If there needs any further evidence of the rude, undeveloped character of our education, we have it in the fact that the comparative worths of different kinds of knowledge have been as yet scarcely even discussed — much less discussed in a methodic way with definite results. Not only is it that no standard of relative values has yet been agreed upon, but the existence of any such standard has not been conceived in any clear manner. And not only is it that the existence of any such standard has not been clearly conceived, but the need for it seems to have been scarcely even felt. Men read books on this topic, and attend lectures on that; decide that their children shall be instructed in these branches of knowledge, and shall not be instructed in those; and all under the guidance of mere custom, or liking, or prejudice, without ever considering the enormous importance of determining in some rational way what things are really most worth learning. It is true that in all circles we have occasional remarks on the importance of this or the other order of information. But whether the degree of its importance justifies the expenditure of the time needed to acquire it, and whether there are not things of more importance to which the time might be better devoted, are queries which, if raised at all, are disposed of quite summarily, according to personal predilections. It is true, also, that from time to time we hear revived the standing controversy respecting the comparative merits of classics and mathematics. Not only, however, is this controversy carried on in an empirical manner, with no reference to an ascertained criterion, but the question at issue

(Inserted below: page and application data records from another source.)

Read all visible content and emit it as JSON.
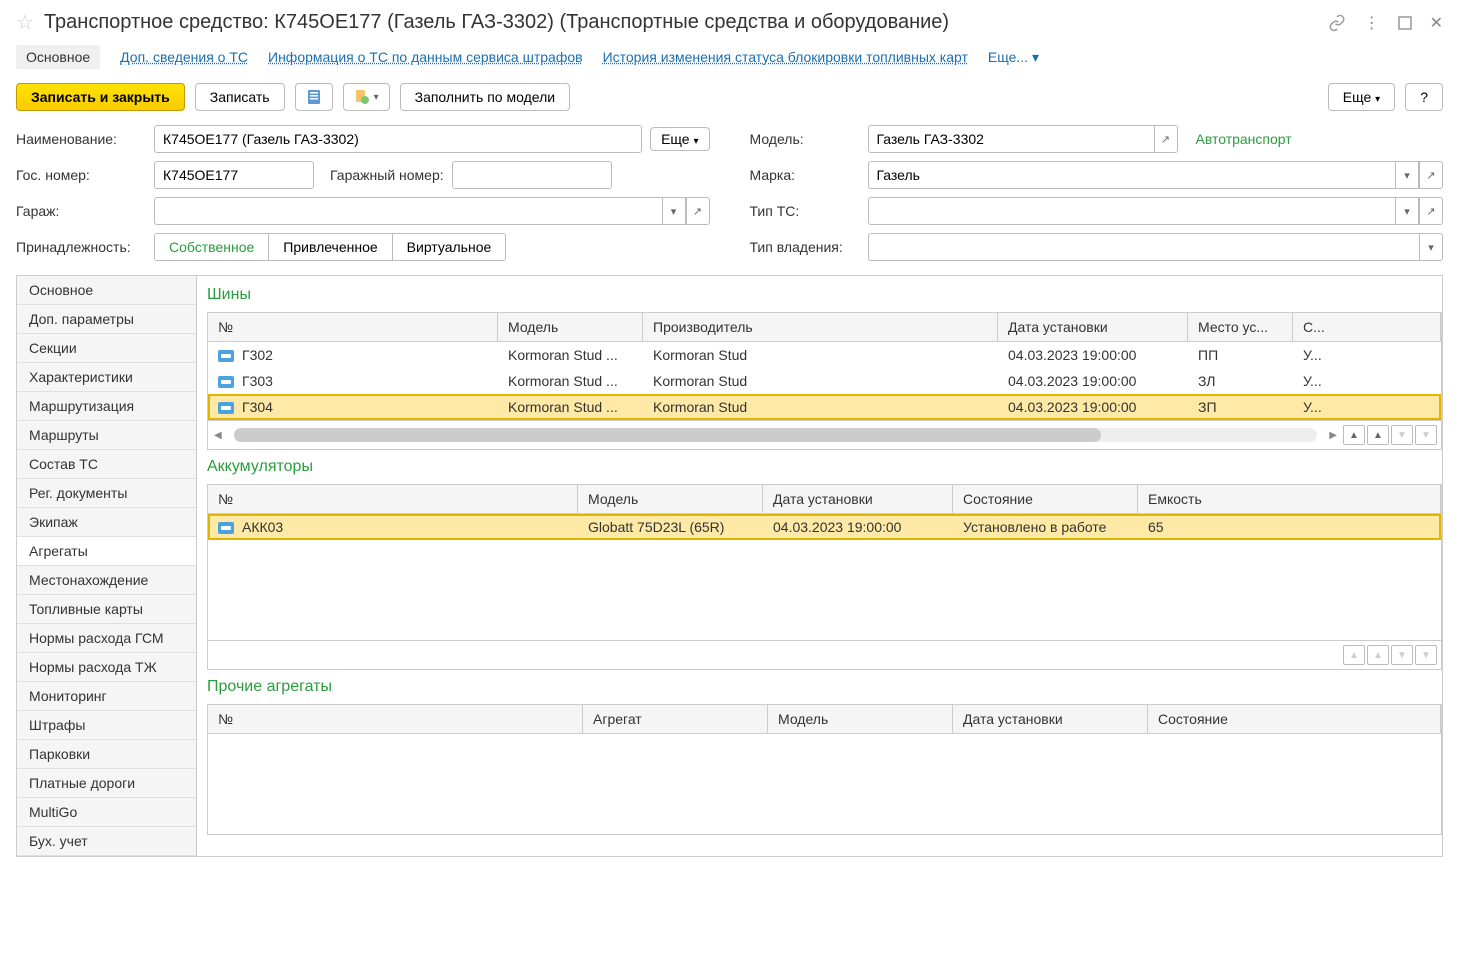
{
  "title": "Транспортное средство: К745ОЕ177 (Газель ГАЗ-3302) (Транспортные средства и оборудование)",
  "tabs": {
    "main": "Основное",
    "additional": "Доп. сведения о ТС",
    "fines_info": "Информация о ТС по данным сервиса штрафов",
    "block_history": "История изменения статуса блокировки топливных карт",
    "more": "Еще..."
  },
  "toolbar": {
    "save_close": "Записать и закрыть",
    "save": "Записать",
    "fill_by_model": "Заполнить по модели",
    "more": "Еще",
    "help": "?"
  },
  "form": {
    "name_label": "Наименование:",
    "name_value": "К745ОЕ177 (Газель ГАЗ-3302)",
    "name_more": "Еще",
    "gosnum_label": "Гос. номер:",
    "gosnum_value": "К745ОЕ177",
    "garage_num_label": "Гаражный номер:",
    "garage_num_value": "",
    "garage_label": "Гараж:",
    "garage_value": "",
    "ownership_label": "Принадлежность:",
    "ownership_own": "Собственное",
    "ownership_hired": "Привлеченное",
    "ownership_virtual": "Виртуальное",
    "model_label": "Модель:",
    "model_value": "Газель ГАЗ-3302",
    "model_category": "Автотранспорт",
    "brand_label": "Марка:",
    "brand_value": "Газель",
    "type_label": "Тип ТС:",
    "type_value": "",
    "own_type_label": "Тип владения:",
    "own_type_value": ""
  },
  "sidebar": {
    "items": [
      "Основное",
      "Доп. параметры",
      "Секции",
      "Характеристики",
      "Маршрутизация",
      "Маршруты",
      "Состав ТС",
      "Рег. документы",
      "Экипаж",
      "Агрегаты",
      "Местонахождение",
      "Топливные карты",
      "Нормы расхода ГСМ",
      "Нормы расхода ТЖ",
      "Мониторинг",
      "Штрафы",
      "Парковки",
      "Платные дороги",
      "MultiGo",
      "Бух. учет"
    ],
    "active_index": 9
  },
  "tires": {
    "title": "Шины",
    "columns": {
      "num": "№",
      "model": "Модель",
      "mfr": "Производитель",
      "install_date": "Дата установки",
      "place": "Место ус...",
      "state": "С..."
    },
    "rows": [
      {
        "num": "Г302",
        "model": "Kormoran Stud ...",
        "mfr": "Kormoran Stud",
        "install_date": "04.03.2023 19:00:00",
        "place": "ПП",
        "state": "У..."
      },
      {
        "num": "Г303",
        "model": "Kormoran Stud ...",
        "mfr": "Kormoran Stud",
        "install_date": "04.03.2023 19:00:00",
        "place": "ЗЛ",
        "state": "У..."
      },
      {
        "num": "Г304",
        "model": "Kormoran Stud ...",
        "mfr": "Kormoran Stud",
        "install_date": "04.03.2023 19:00:00",
        "place": "ЗП",
        "state": "У..."
      }
    ],
    "selected_index": 2
  },
  "batteries": {
    "title": "Аккумуляторы",
    "columns": {
      "num": "№",
      "model": "Модель",
      "install_date": "Дата установки",
      "state": "Состояние",
      "capacity": "Емкость"
    },
    "rows": [
      {
        "num": "АКК03",
        "model": "Globatt 75D23L (65R)",
        "install_date": "04.03.2023 19:00:00",
        "state": "Установлено в работе",
        "capacity": "65"
      }
    ],
    "selected_index": 0
  },
  "other_units": {
    "title": "Прочие агрегаты",
    "columns": {
      "num": "№",
      "unit": "Агрегат",
      "model": "Модель",
      "install_date": "Дата установки",
      "state": "Состояние"
    }
  }
}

is totally insignificant when compared with the general question of which it is part. To suppose that deciding whether a mathematical or a classical education is the best, is deciding what is the proper curriculum, is much the same thing as to suppose that the whole of dietetics lies in determining whether or not bread is more nutritive than potatoes.

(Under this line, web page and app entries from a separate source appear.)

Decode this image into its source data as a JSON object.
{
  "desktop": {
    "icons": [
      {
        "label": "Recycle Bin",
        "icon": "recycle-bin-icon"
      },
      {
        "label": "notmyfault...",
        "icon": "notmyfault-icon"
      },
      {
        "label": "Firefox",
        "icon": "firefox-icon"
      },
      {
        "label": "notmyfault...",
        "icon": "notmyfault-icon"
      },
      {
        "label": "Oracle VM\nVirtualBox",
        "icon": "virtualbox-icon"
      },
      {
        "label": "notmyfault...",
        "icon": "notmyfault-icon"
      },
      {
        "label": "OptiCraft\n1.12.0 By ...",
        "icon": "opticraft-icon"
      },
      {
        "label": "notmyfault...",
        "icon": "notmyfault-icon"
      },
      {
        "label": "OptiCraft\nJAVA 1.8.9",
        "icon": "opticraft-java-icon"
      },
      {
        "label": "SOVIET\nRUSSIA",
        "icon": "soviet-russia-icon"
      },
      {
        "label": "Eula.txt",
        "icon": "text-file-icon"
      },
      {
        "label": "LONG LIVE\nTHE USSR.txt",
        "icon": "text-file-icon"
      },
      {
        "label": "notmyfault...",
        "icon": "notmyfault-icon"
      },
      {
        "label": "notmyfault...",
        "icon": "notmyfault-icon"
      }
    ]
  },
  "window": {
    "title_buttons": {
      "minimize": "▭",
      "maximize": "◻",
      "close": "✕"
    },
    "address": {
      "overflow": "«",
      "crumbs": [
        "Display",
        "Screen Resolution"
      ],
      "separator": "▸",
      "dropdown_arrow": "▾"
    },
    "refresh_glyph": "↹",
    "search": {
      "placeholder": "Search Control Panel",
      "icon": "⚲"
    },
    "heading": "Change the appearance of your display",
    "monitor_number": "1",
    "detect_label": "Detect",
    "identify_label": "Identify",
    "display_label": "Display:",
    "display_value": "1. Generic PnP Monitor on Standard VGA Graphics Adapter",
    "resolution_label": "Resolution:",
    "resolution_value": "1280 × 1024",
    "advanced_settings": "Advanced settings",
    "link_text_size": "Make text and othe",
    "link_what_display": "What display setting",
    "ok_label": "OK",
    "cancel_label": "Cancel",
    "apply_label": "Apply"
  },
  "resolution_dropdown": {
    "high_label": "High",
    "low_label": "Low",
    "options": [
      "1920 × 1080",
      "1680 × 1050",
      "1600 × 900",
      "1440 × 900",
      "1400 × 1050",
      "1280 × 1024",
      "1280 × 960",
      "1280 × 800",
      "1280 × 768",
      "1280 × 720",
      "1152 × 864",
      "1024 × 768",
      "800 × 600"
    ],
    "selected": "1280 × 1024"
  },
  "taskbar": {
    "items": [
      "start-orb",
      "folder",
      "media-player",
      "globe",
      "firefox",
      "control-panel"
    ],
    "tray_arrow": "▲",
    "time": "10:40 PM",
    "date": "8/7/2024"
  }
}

The question which we contend is of such transcendent moment, is, not whether such or such knowledge is of worth, but what is its relative worth? When they have named certain advantages which a given course of study has secured them, persons are apt to assume that they have justified themselves; quite forgetting that the adequateness of the advantages is the point to be judged. There is, perhaps, not a subject to which men devote attention that has not some value. A year diligently spent in getting up heraldry would very possibly give a little further insight into ancient manners and morals, and into the origin of names. Any one who should learn the distances between all the towns in England might, in the course of his life, find one or two of the thousand facts he had acquired of some slight service when arranging a journey. Gathering together all the small gossip of a county, profitless occupation as it would be, might yet occasionally help to establish some useful fact say, a good example of hereditary transmission. But in these cases every one would admit that there was no proportion between the required labor and the probable benefit. No one would tolerate the proposal to devote some years of a boy's time to getting such information, at the cost of much more valuable information which he might else have got.
And if here the test of relative value is appealed to and held conclusive, then should it be appealed to and held conclusive throughout. Had we time to master all subjects we need not be particular. To quote the old song: